__TASK OBJECTIVE__:
Print every entry exactly as written.

__INFORMATION SUPPLIED__:
::::::::::

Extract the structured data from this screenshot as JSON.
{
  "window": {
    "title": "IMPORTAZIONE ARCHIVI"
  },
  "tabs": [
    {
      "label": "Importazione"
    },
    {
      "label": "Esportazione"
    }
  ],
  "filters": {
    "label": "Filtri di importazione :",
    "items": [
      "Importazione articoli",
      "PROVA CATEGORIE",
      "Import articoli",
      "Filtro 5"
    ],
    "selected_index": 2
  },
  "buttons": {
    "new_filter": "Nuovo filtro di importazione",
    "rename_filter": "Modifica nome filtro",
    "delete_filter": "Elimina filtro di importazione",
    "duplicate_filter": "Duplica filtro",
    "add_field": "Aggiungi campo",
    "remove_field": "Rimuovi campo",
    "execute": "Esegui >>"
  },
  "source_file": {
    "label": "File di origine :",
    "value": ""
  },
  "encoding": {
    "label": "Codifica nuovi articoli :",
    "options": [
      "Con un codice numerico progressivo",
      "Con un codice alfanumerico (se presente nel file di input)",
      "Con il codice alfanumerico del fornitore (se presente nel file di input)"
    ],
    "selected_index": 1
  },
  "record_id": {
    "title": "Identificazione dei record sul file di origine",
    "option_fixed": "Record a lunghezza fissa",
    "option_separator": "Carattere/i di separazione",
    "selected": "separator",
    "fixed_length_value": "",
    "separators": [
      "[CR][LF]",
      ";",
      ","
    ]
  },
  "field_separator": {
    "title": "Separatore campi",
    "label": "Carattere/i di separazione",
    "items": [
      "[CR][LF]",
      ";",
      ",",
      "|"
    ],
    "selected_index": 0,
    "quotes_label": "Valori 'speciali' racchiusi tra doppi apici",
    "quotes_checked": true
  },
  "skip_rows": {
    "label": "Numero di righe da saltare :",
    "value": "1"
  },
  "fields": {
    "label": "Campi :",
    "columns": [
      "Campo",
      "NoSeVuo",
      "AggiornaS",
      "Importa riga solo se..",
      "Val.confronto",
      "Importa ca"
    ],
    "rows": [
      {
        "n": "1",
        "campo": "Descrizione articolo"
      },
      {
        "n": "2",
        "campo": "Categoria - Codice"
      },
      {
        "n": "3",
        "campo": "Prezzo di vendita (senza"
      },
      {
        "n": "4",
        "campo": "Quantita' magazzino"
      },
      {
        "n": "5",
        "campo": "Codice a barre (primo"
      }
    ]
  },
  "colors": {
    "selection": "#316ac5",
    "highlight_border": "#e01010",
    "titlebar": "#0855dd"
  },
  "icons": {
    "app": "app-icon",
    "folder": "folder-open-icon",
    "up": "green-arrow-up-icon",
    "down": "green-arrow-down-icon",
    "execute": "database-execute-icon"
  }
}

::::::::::

__ANSWER SPACE__:
Extract the structured data from this screenshot as JSON.
{
  "window": {
    "title": "IMPORTAZIONE ARCHIVI"
  },
  "tabs": [
    {
      "label": "Importazione"
    },
    {
      "label": "Esportazione"
    }
  ],
  "filters": {
    "label": "Filtri di importazione :",
    "items": [
      "Importazione articoli",
      "PROVA CATEGORIE",
      "Import articoli",
      "Filtro 5"
    ],
    "selected_index": 2
  },
  "buttons": {
    "new_filter": "Nuovo filtro di importazione",
    "rename_filter": "Modifica nome filtro",
    "delete_filter": "Elimina filtro di importazione",
    "duplicate_filter": "Duplica filtro",
    "add_field": "Aggiungi campo",
    "remove_field": "Rimuovi campo",
    "execute": "Esegui >>"
  },
  "source_file": {
    "label": "File di origine :",
    "value": ""
  },
  "encoding": {
    "label": "Codifica nuovi articoli :",
    "options": [
      "Con un codice numerico progressivo",
      "Con un codice alfanumerico (se presente nel file di input)",
      "Con il codice alfanumerico del fornitore (se presente nel file di input)"
    ],
    "selected_index": 1
  },
  "record_id": {
    "title": "Identificazione dei record sul file di origine",
    "option_fixed": "Record a lunghezza fissa",
    "option_separator": "Carattere/i di separazione",
    "selected": "separator",
    "fixed_length_value": "",
    "separators": [
      "[CR][LF]",
      ";",
      ","
    ]
  },
  "field_separator": {
    "title": "Separatore campi",
    "label": "Carattere/i di separazione",
    "items": [
      "[CR][LF]",
      ";",
      ",",
      "|"
    ],
    "selected_index": 0,
    "quotes_label": "Valori 'speciali' racchiusi tra doppi apici",
    "quotes_checked": true
  },
  "skip_rows": {
    "label": "Numero di righe da saltare :",
    "value": "1"
  },
  "fields": {
    "label": "Campi :",
    "columns": [
      "Campo",
      "NoSeVuo",
      "AggiornaS",
      "Importa riga solo se..",
      "Val.confronto",
      "Importa ca"
    ],
    "rows": [
      {
        "n": "1",
        "campo": "Descrizione articolo"
      },
      {
        "n": "2",
        "campo": "Categoria - Codice"
      },
      {
        "n": "3",
        "campo": "Prezzo di vendita (senza"
      },
      {
        "n": "4",
        "campo": "Quantita' magazzino"
      },
      {
        "n": "5",
        "campo": "Codice a barre (primo"
      }
    ]
  },
  "colors": {
    "selection": "#316ac5",
    "highlight_border": "#e01010",
    "titlebar": "#0855dd"
  },
  "icons": {
    "app": "app-icon",
    "folder": "folder-open-icon",
    "up": "green-arrow-up-icon",
    "down": "green-arrow-down-icon",
    "execute": "database-execute-icon"
  }
}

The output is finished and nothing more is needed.